▸ **What you should do**
Copy out, from the data below, each line in which the word "label" occurs.

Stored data
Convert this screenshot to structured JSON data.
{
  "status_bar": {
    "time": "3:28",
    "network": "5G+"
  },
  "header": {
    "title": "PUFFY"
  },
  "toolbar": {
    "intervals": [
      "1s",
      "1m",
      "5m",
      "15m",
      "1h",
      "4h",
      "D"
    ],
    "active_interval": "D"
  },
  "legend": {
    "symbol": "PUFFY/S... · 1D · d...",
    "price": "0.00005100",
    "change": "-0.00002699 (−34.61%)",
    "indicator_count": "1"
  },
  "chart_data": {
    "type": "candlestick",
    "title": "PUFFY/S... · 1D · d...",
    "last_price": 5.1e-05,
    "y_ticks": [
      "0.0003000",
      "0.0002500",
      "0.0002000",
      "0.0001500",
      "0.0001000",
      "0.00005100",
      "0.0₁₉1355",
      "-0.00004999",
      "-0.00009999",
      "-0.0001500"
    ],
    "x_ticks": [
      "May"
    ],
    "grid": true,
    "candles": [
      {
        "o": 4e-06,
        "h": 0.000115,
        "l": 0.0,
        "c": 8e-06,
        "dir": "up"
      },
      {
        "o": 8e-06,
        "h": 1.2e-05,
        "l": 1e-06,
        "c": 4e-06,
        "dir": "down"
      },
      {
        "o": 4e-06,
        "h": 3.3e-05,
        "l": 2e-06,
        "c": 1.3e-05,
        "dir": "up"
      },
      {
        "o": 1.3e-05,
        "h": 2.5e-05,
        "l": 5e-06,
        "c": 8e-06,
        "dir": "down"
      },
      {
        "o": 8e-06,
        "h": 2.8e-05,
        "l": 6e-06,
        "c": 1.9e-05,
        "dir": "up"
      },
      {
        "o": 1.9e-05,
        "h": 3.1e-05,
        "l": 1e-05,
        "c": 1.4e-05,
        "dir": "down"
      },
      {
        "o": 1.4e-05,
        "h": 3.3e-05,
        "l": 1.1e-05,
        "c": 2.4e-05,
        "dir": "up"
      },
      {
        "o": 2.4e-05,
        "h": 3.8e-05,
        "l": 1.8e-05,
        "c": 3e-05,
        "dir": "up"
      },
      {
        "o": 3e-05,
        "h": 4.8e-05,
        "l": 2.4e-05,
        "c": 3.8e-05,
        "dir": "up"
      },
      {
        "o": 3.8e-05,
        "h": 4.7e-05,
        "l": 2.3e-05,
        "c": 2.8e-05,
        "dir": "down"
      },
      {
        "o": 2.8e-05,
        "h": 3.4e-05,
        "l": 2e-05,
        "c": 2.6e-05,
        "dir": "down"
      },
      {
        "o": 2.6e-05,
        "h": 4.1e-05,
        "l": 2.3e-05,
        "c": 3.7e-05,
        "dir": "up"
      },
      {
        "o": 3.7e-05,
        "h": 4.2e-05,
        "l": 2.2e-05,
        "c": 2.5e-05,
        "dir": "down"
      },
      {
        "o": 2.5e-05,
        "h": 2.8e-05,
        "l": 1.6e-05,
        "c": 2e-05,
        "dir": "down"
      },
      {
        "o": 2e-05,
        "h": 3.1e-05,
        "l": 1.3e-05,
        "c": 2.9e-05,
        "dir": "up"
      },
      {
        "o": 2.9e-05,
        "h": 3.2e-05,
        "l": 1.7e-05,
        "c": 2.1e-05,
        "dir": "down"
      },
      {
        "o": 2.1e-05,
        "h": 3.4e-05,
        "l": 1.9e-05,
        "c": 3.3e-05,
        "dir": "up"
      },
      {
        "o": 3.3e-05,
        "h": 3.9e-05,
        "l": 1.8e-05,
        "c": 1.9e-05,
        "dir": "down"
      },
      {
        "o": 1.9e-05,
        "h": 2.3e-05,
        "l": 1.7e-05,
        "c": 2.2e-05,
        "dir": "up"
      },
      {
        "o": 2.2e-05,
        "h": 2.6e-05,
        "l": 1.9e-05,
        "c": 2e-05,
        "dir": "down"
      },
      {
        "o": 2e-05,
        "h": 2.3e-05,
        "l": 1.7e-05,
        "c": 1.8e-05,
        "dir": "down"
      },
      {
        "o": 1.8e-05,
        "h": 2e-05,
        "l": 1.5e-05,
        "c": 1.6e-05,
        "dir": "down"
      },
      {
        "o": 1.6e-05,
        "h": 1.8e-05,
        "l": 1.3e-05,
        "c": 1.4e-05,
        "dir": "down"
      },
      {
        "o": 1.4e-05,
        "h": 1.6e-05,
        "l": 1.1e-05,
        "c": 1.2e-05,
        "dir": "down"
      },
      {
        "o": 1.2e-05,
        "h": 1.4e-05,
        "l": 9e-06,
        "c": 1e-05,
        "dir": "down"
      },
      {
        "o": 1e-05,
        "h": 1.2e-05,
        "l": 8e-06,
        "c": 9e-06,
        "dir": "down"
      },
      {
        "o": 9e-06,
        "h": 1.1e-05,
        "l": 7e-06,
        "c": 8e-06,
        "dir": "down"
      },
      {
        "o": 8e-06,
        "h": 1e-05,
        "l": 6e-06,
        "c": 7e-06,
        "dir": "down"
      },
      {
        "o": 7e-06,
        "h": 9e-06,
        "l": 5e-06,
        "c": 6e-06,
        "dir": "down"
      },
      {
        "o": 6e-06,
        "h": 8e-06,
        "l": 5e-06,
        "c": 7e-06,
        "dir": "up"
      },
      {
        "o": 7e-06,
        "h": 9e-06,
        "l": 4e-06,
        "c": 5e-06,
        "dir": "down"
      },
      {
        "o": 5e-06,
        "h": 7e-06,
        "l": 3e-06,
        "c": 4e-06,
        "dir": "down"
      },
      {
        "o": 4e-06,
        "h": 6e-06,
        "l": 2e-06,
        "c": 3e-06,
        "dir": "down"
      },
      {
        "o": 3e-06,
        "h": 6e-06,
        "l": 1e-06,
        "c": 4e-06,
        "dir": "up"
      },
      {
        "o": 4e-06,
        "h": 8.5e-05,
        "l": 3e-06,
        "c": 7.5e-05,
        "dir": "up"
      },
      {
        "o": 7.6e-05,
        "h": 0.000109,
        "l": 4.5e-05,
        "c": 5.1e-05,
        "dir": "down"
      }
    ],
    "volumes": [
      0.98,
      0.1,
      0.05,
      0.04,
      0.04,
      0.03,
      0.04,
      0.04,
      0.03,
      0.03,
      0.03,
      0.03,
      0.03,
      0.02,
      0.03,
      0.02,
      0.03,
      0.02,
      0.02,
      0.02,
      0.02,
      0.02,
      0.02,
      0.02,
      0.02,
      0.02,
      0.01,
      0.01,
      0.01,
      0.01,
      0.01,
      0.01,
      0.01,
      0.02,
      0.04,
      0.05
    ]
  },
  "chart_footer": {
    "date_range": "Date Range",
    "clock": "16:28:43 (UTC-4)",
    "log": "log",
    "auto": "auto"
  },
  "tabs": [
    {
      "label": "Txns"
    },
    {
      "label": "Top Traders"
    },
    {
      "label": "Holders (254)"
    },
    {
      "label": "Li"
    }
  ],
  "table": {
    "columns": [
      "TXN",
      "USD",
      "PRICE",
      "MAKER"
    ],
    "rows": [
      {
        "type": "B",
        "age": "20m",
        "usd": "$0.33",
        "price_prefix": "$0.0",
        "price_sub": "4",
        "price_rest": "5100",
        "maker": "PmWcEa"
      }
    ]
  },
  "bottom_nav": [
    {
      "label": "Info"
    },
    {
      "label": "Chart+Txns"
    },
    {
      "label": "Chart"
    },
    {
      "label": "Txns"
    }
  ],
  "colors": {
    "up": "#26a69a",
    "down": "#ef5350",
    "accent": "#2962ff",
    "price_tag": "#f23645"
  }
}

▸ **Answer space**
      "label": "Txns"
      "label": "Top Traders"
      "label": "Holders (254)"
      "label": "Li"
      "label": "Info"
      "label": "Chart+Txns"
      "label": "Chart"
      "label": "Txns"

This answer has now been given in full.